The only reason to buy art is because your love for the artwork. Those that speculate in an art’s future sale price tend to lose money because art is illiquid.
At auction, art buyers pay 25% of first $200,000 of the hammer price; 20% of amount above $200,000 to $3 million; 12% of excess over $3 million (previously $2 million).
Luckily, thrift stores are a great alternative to Christies and Sotheby’s. In August 2018, I visited my local Goodwill in the West End neighborhood of Atlanta and fell in love with a 6 foot wide oil painting.
I asked how much and went home. Two hours later my thoughts still persisted to the painting. Eventually, I returned to Goodwill and required an Uber XL for the ride home.

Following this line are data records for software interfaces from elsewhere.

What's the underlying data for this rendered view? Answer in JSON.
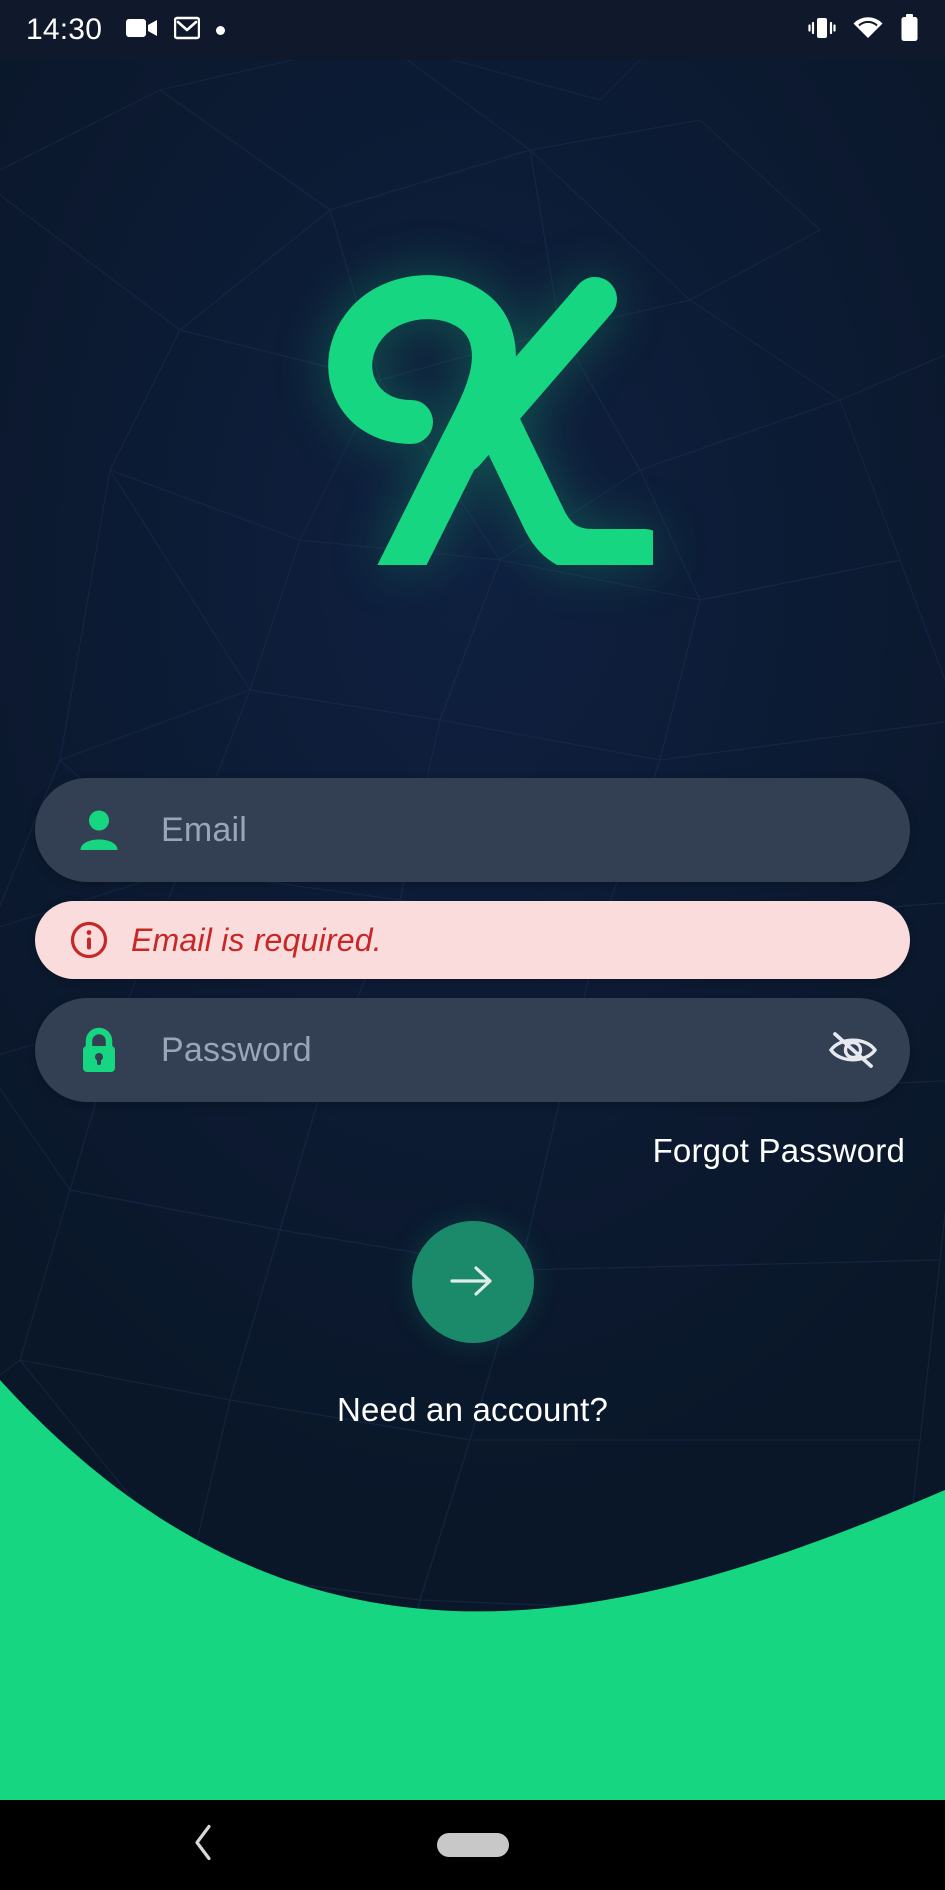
{
  "status_bar": {
    "time": "14:30",
    "left_icons": [
      "video-camera-icon",
      "gmail-icon",
      "dot-indicator-icon"
    ],
    "right_icons": [
      "vibrate-icon",
      "wifi-icon",
      "battery-full-icon"
    ]
  },
  "brand": {
    "logo_icon": "cursive-k-logo",
    "logo_color": "#16d681",
    "background_color": "#0c1a32"
  },
  "form": {
    "email": {
      "icon": "person-icon",
      "placeholder": "Email",
      "value": ""
    },
    "error": {
      "icon": "info-circle-icon",
      "message": "Email is required.",
      "background_color": "#fbdcdc",
      "text_color": "#c62828"
    },
    "password": {
      "icon": "lock-icon",
      "placeholder": "Password",
      "value": "",
      "visibility_toggle_icon": "eye-off-icon"
    },
    "forgot_password_label": "Forgot Password",
    "submit": {
      "icon": "arrow-right-icon",
      "color": "#1b8a6b"
    },
    "need_account_label": "Need an account?"
  },
  "decoration": {
    "wave_color": "#16d681"
  },
  "nav_bar": {
    "back_icon": "chevron-left-icon",
    "home_icon": "home-pill-icon"
  }
}
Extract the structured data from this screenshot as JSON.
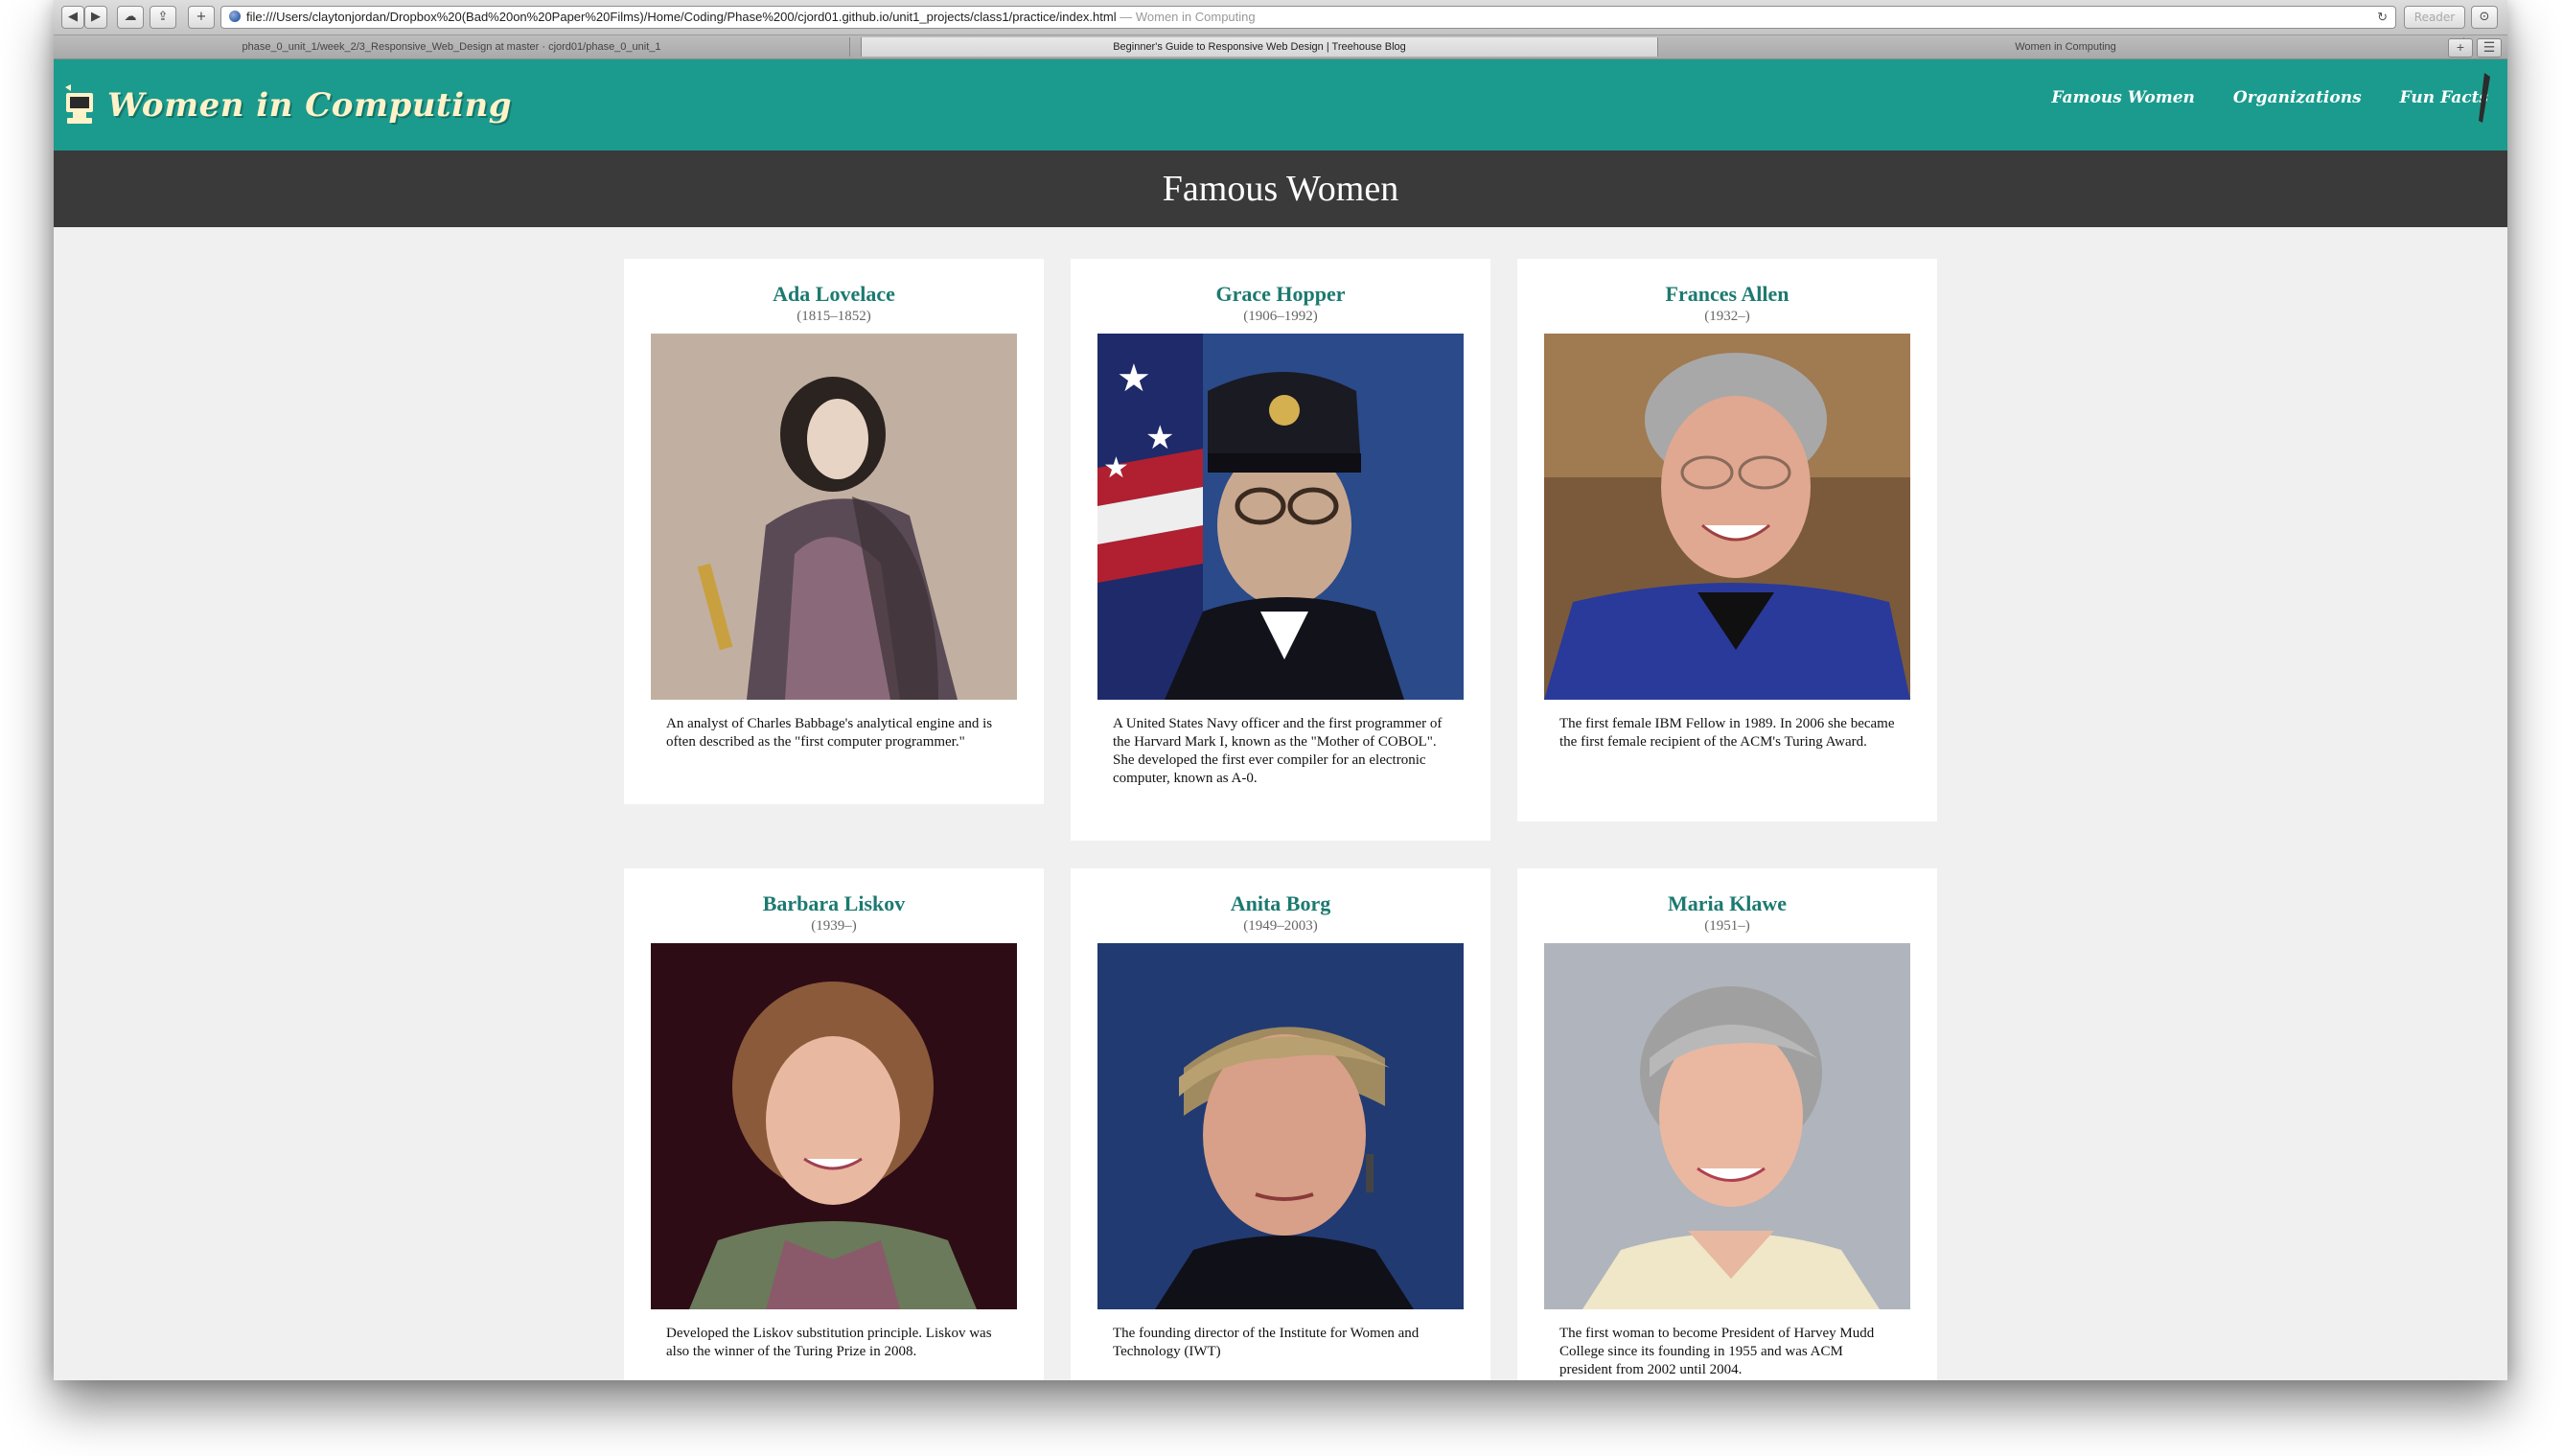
{
  "browser": {
    "url": "file:///Users/claytonjordan/Dropbox%20(Bad%20on%20Paper%20Films)/Home/Coding/Phase%200/cjord01.github.io/unit1_projects/class1/practice/index.html",
    "page_title": "— Women in Computing",
    "reader_label": "Reader",
    "tabs": [
      {
        "label": "phase_0_unit_1/week_2/3_Responsive_Web_Design at master · cjord01/phase_0_unit_1"
      },
      {
        "label": "Beginner's Guide to Responsive Web Design | Treehouse Blog"
      },
      {
        "label": "Women in Computing"
      }
    ]
  },
  "site": {
    "logo_text": "Women in Computing",
    "nav": [
      "Famous Women",
      "Organizations",
      "Fun Facts"
    ],
    "hero_title": "Famous Women"
  },
  "cards": [
    {
      "name": "Ada Lovelace",
      "years": "(1815–1852)",
      "desc": "An analyst of Charles Babbage's analytical engine and is often described as the \"first computer programmer.\""
    },
    {
      "name": "Grace Hopper",
      "years": "(1906–1992)",
      "desc": "A United States Navy officer and the first programmer of the Harvard Mark I, known as the \"Mother of COBOL\". She developed the first ever compiler for an electronic computer, known as A-0."
    },
    {
      "name": "Frances Allen",
      "years": "(1932–)",
      "desc": "The first female IBM Fellow in 1989. In 2006 she became the first female recipient of the ACM's Turing Award."
    },
    {
      "name": "Barbara Liskov",
      "years": "(1939–)",
      "desc": "Developed the Liskov substitution principle. Liskov was also the winner of the Turing Prize in 2008."
    },
    {
      "name": "Anita Borg",
      "years": "(1949–2003)",
      "desc": "The founding director of the Institute for Women and Technology (IWT)"
    },
    {
      "name": "Maria Klawe",
      "years": "(1951–)",
      "desc": "The first woman to become President of Harvey Mudd College since its founding in 1955 and was ACM president from 2002 until 2004."
    }
  ],
  "colors": {
    "header": "#1b9b8e",
    "hero": "#3a3a3a",
    "name_text": "#1c7a70",
    "page_bg": "#f0f0f0"
  }
}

The impressionist oil painting now hangs across my bed. My photos above don’t adequately demonstrate its view of nature that fills the room. I’m not the only one that likes art by W. Chapman:
I found one other artist in my search, William Ernest Chapman (1858–1947). In some online pages, the signature matches but on reliable sources, as before, the art style and signature do not match.
In conclusion, W. Chapman is an unlisted artist. Nothing signed, “W. Chapman” has sold at at recognized fine art auction. If my artist’s name is an alias, will the true artist please stand up? I applaud the work even if it’s “factory produced from Mexico or China”.
Ready for a sense for the market value of a landscape oil painting signed by the mysterious W. Chapman? I attempt to answer the question, “I have a signed Chapman … I don’t know the value”:
If you want to have a bigger impact with your dollars, consider donating to support arts education.
“I came across an article that I believe you wrote concerning a painting you have by an artist named W. Chapman. I have an original oil painting by this artist hangin in my house. I bought it probably over 20 years ago at an art event in the city of Green Lake, WI” (Elton Van Buren, )